Murder at Manassas (not -es, as in the title here on Goodreads!) was a pretty solid start to the Harrison Raines Civil War Mysteries series. More of a 3.5 star book, but the main character was likable and the milieu was better than average and overcame the rather pedestrian writing and confusing plot.

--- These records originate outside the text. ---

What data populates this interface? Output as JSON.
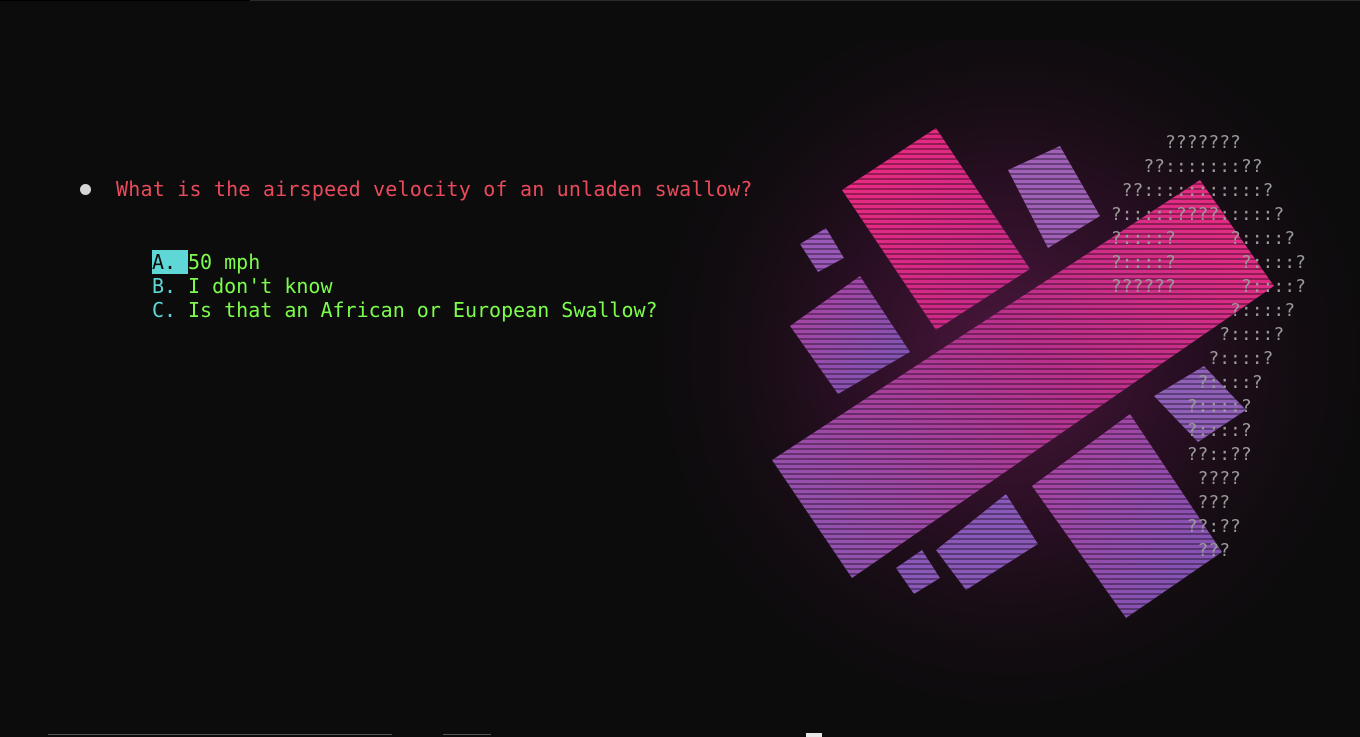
{
  "question": {
    "text": "What is the airspeed velocity of an unladen swallow?"
  },
  "answers": [
    {
      "key": "A.",
      "text": "50 mph",
      "selected": true
    },
    {
      "key": "B.",
      "text": "I don't know",
      "selected": false
    },
    {
      "key": "C.",
      "text": "Is that an African or European Swallow?",
      "selected": false
    }
  ],
  "ascii_art": [
    "      ???????",
    "    ??:::::::??",
    "  ??:::::::::::?",
    " ?:::::????:::::?",
    " ?::::?     ?::::?",
    " ?::::?      ?::::?",
    " ??????      ?::::?",
    "            ?::::?",
    "           ?::::?",
    "          ?::::?",
    "         ?::::?",
    "        ?::::?",
    "        ?::::?",
    "        ??::??",
    "         ????",
    "         ???",
    "        ??:??",
    "         ???"
  ],
  "colors": {
    "background": "#0c0c0c",
    "question": "#e94a5c",
    "answer_key": "#5fd7d7",
    "answer_text": "#7cfc4c",
    "bullet": "#d6d6d6",
    "ascii": "#9a9a9a",
    "art_pink": "#e8247a",
    "art_purple": "#8a5ab8"
  },
  "icons": {
    "bullet": "bullet-dot-icon",
    "background_art": "abstract-logo-icon"
  }
}
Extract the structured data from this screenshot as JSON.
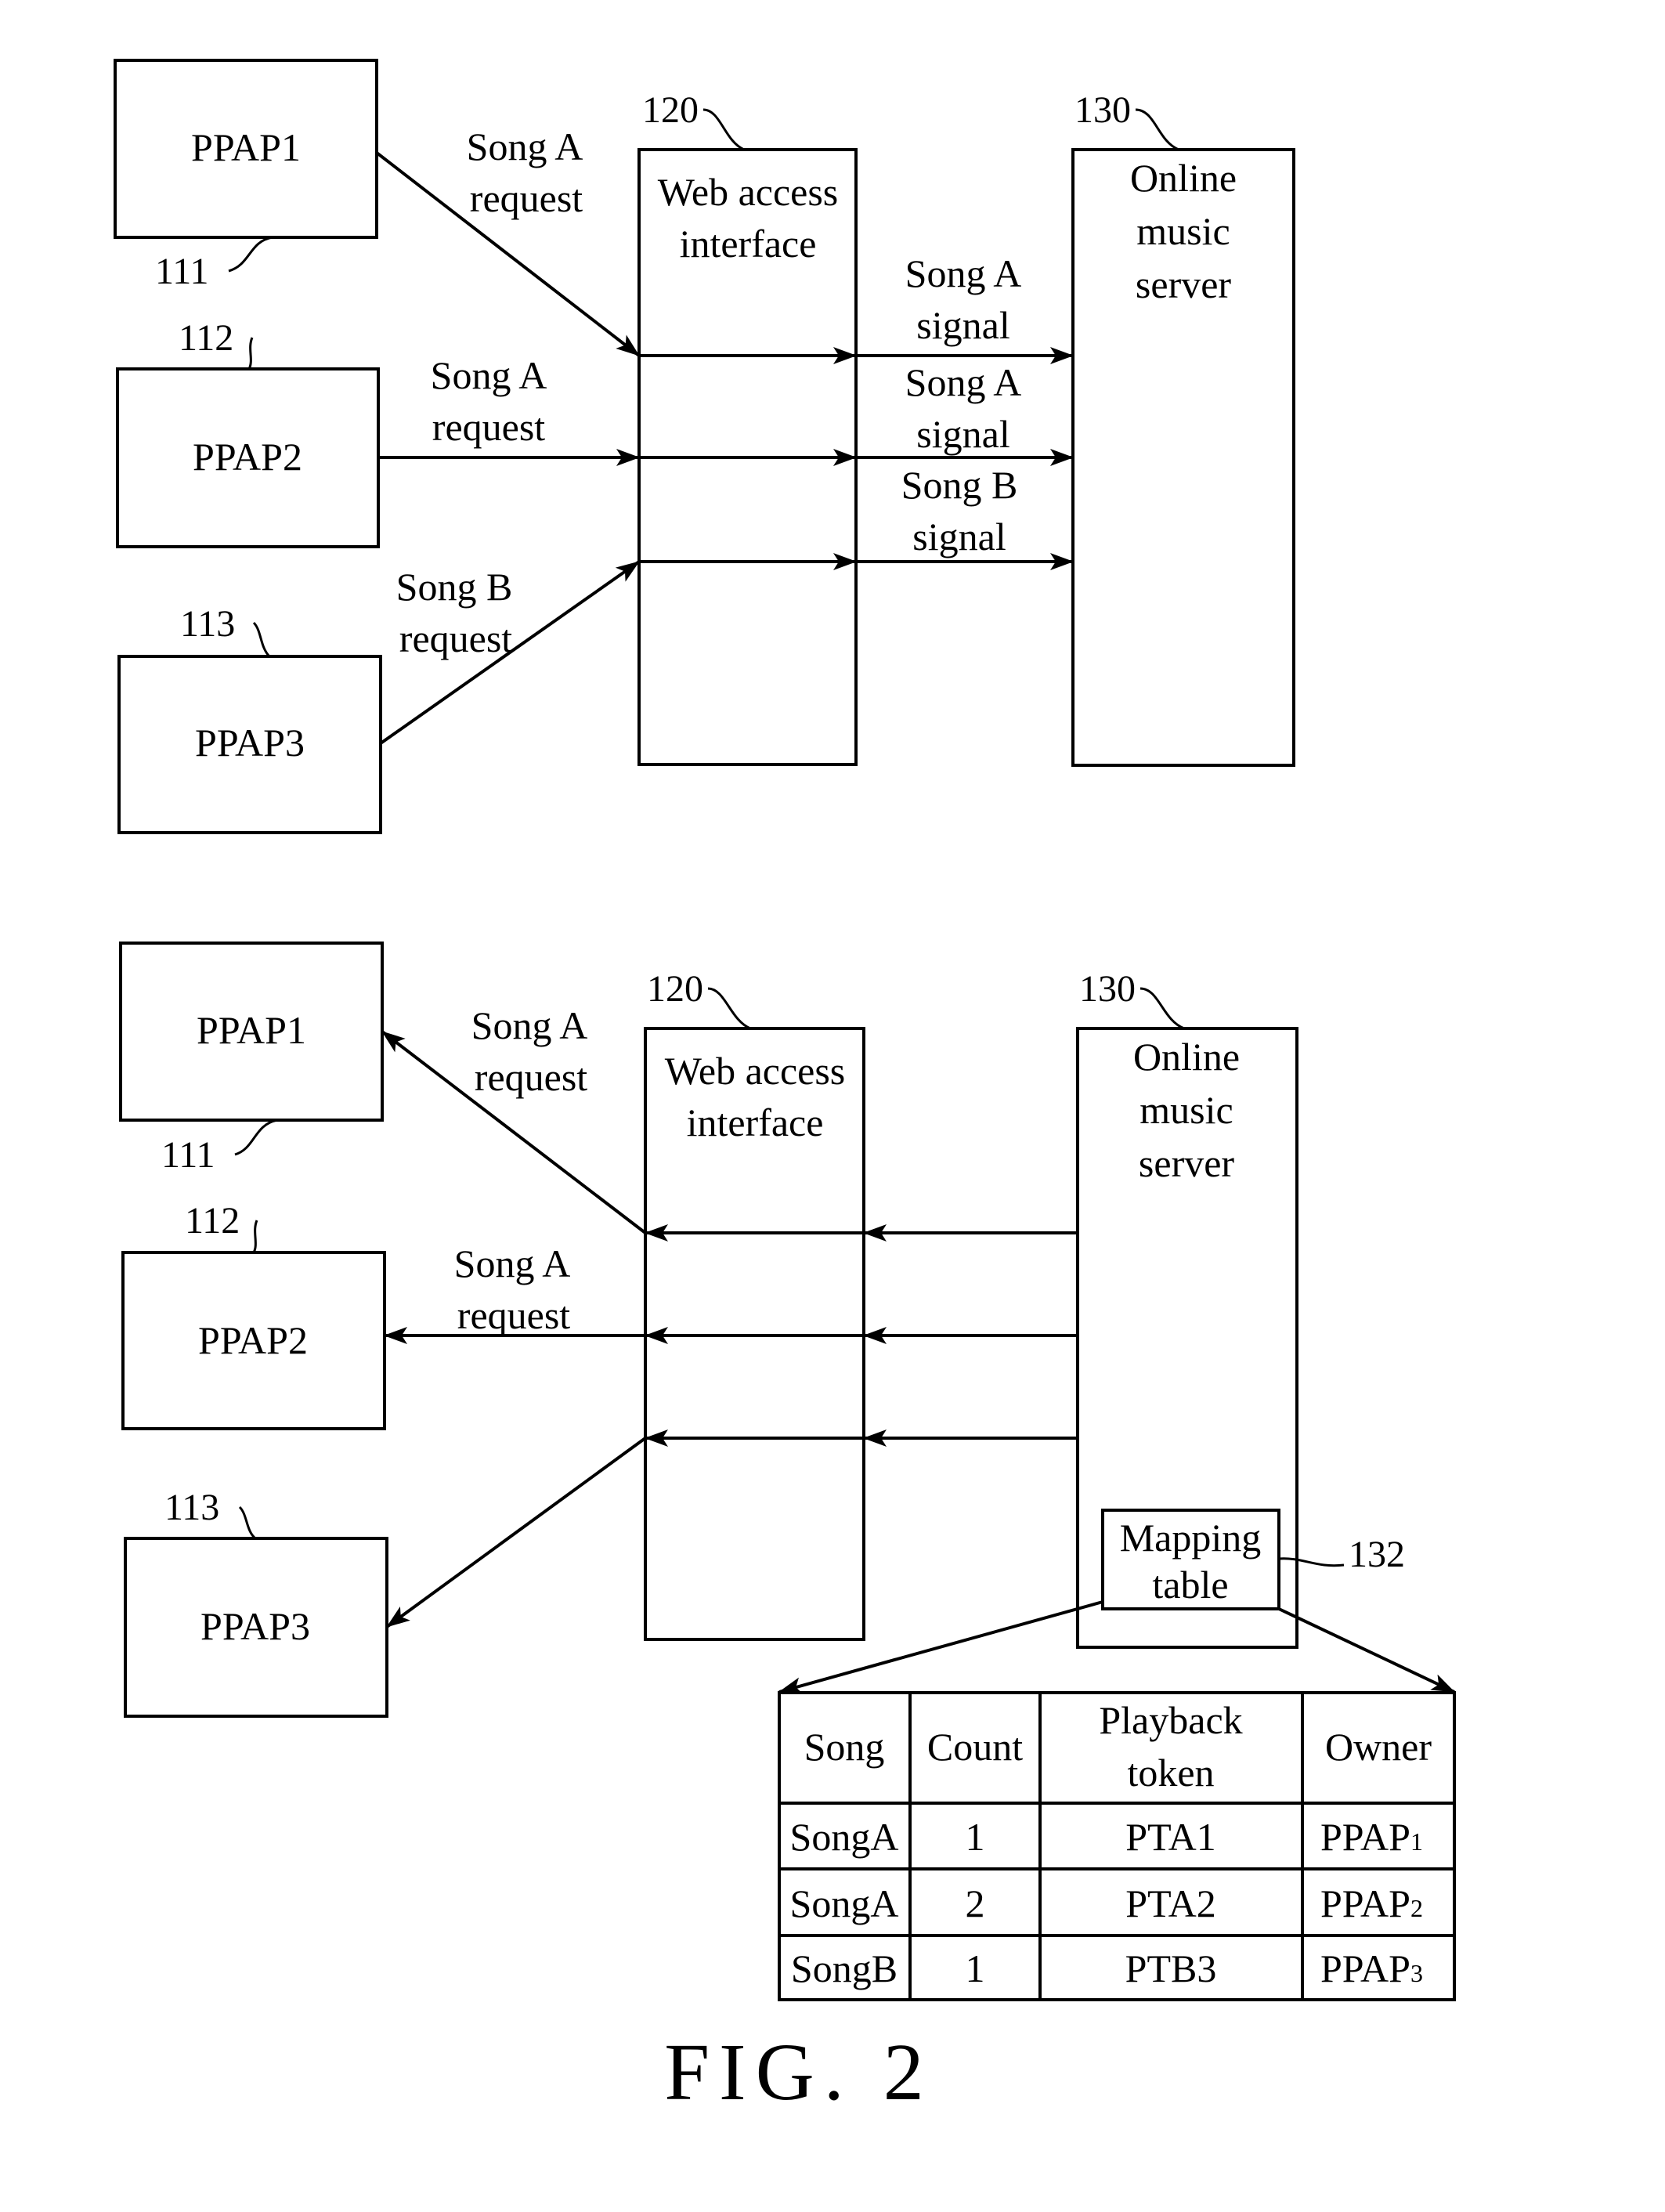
{
  "figure": {
    "caption": "FIG. 2"
  },
  "top_panel": {
    "clients": [
      {
        "label": "PPAP1",
        "ref": "111"
      },
      {
        "label": "PPAP2",
        "ref": "112"
      },
      {
        "label": "PPAP3",
        "ref": "113"
      }
    ],
    "web_interface": {
      "line1": "Web access",
      "line2": "interface",
      "ref": "120"
    },
    "server": {
      "line1": "Online",
      "line2": "music",
      "line3": "server",
      "ref": "130"
    },
    "request_labels": [
      {
        "line1": "Song A",
        "line2": "request"
      },
      {
        "line1": "Song A",
        "line2": "request"
      },
      {
        "line1": "Song B",
        "line2": "request"
      }
    ],
    "signal_labels": [
      {
        "line1": "Song A",
        "line2": "signal"
      },
      {
        "line1": "Song A",
        "line2": "signal"
      },
      {
        "line1": "Song B",
        "line2": "signal"
      }
    ]
  },
  "bottom_panel": {
    "clients": [
      {
        "label": "PPAP1",
        "ref": "111"
      },
      {
        "label": "PPAP2",
        "ref": "112"
      },
      {
        "label": "PPAP3",
        "ref": "113"
      }
    ],
    "web_interface": {
      "line1": "Web access",
      "line2": "interface",
      "ref": "120"
    },
    "server": {
      "line1": "Online",
      "line2": "music",
      "line3": "server",
      "ref": "130"
    },
    "response_labels": [
      {
        "line1": "Song A",
        "line2": "request"
      },
      {
        "line1": "Song A",
        "line2": "request"
      }
    ],
    "mapping_table_box": {
      "line1": "Mapping",
      "line2": "table",
      "ref": "132"
    },
    "mapping_table": {
      "headers": [
        {
          "line1": "Song",
          "line2": ""
        },
        {
          "line1": "Count",
          "line2": ""
        },
        {
          "line1": "Playback",
          "line2": "token"
        },
        {
          "line1": "Owner",
          "line2": ""
        }
      ],
      "rows": [
        {
          "song": "SongA",
          "count": "1",
          "token": "PTA1",
          "owner": "PPAP",
          "owner_sub": "1"
        },
        {
          "song": "SongA",
          "count": "2",
          "token": "PTA2",
          "owner": "PPAP",
          "owner_sub": "2"
        },
        {
          "song": "SongB",
          "count": "1",
          "token": "PTB3",
          "owner": "PPAP",
          "owner_sub": "3"
        }
      ]
    }
  }
}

Harrison Raines is a rather well off dandy, who passes the time playing cards and investing in various money making schemes. Washington DC is all a twitter, as the first big battle of the American Civil War is about to commence, with the Confederates meeting the Union at the nearby town of Manassas. The Confederates were to call this the Battle of Manassas, as they usually named them after nearby towns, while the Union called it the Battle of Bull Run, using a nearby river or other geographic location. The battle was watched by a whole stream of civilians, who flocked to the site from DC to catch what they figured would be the first and last battle of the Civil War.

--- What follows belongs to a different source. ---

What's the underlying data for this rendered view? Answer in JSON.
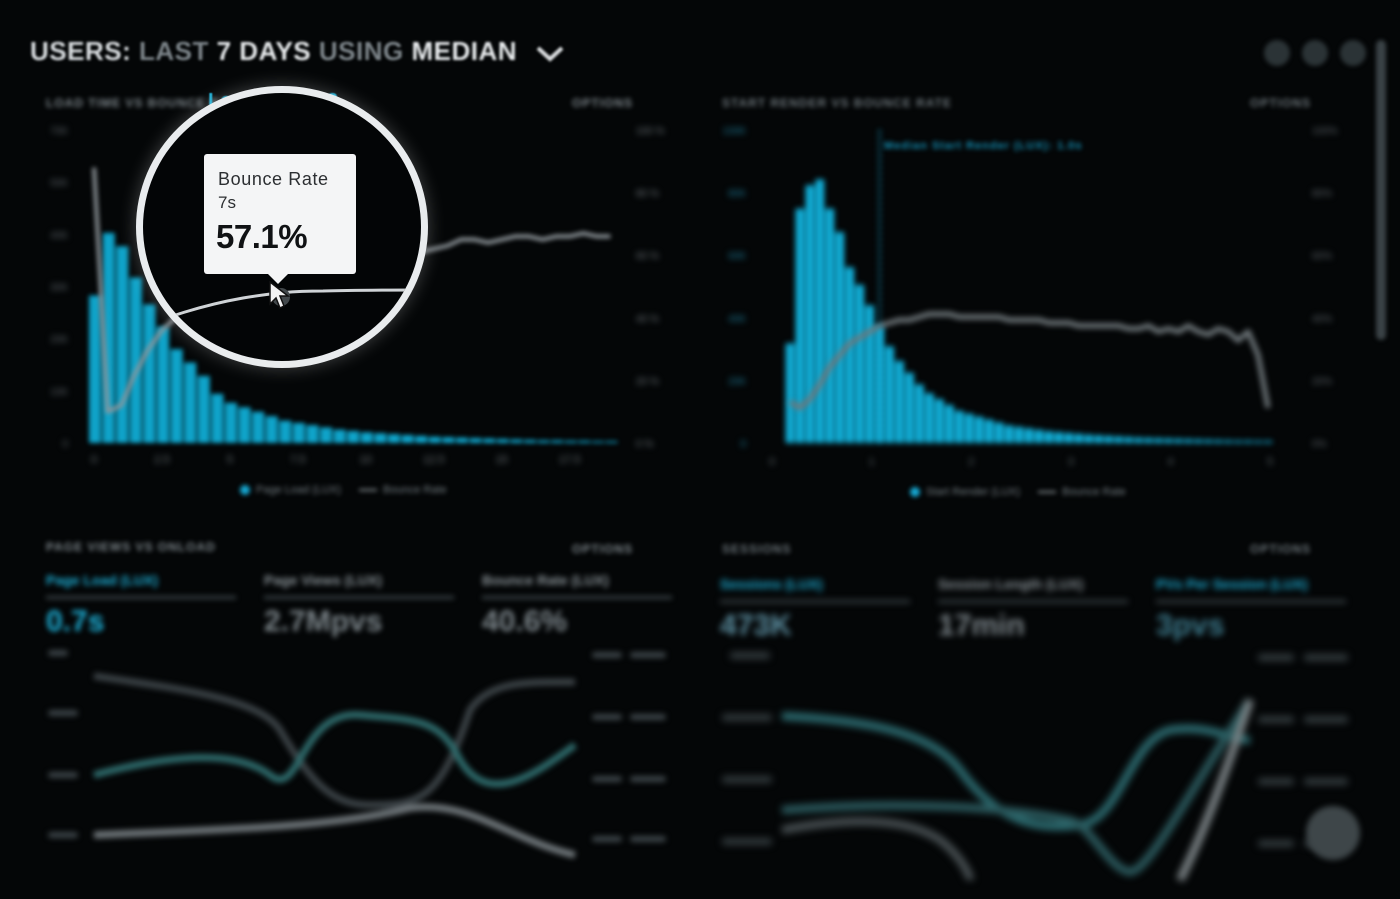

Raines gets dragged along by Caitlin, with whom he is smitten yet who doesn't return the favor, as she loves John Wilkes Booth (yes, that Booth). But he does as bidden and they see the Union disaster unfold before them. They also see a Major Pleasants try to stem the tide of retreating blue, only to be shot down. Later he is asked to help retrieve the body and there uncovers a startling fact - Pleasants was almost certainly murdered!
This also leads him into a labyrinthine maze of torn loyalties, Federal jurisdictions, plots, counter plots and treachery. Who is trying to steal shoes from the Union and give them to the Confederate? Who killed a sargeant and tried to pin it on Raines? Can he find the answers to these before being arrested and thrown in jail by the DC marshall, or should he help Pinkerton?
Lots of minor characters show up and sometimes I lost track of them. There are plenty of historical figures who play parts, both major and minor in the story, including Clara Barton, Allan Pinkerton, and even Abraham Lincoln himself, who has some of the most amusing dialog. The story was a little too complex, I thought, and the writing servicable at best. But I liked all the characters and loved how the history was woven in. I'm looking forward to the second book in the series, A Killing at Ball's Bluff: A Harrison Raines Civil War Mystery.
PS: Darn it all - Michael Kilian died in 2005, ending the series at the Battile of Antietam, Harrison Raines book #6. That's sad ☹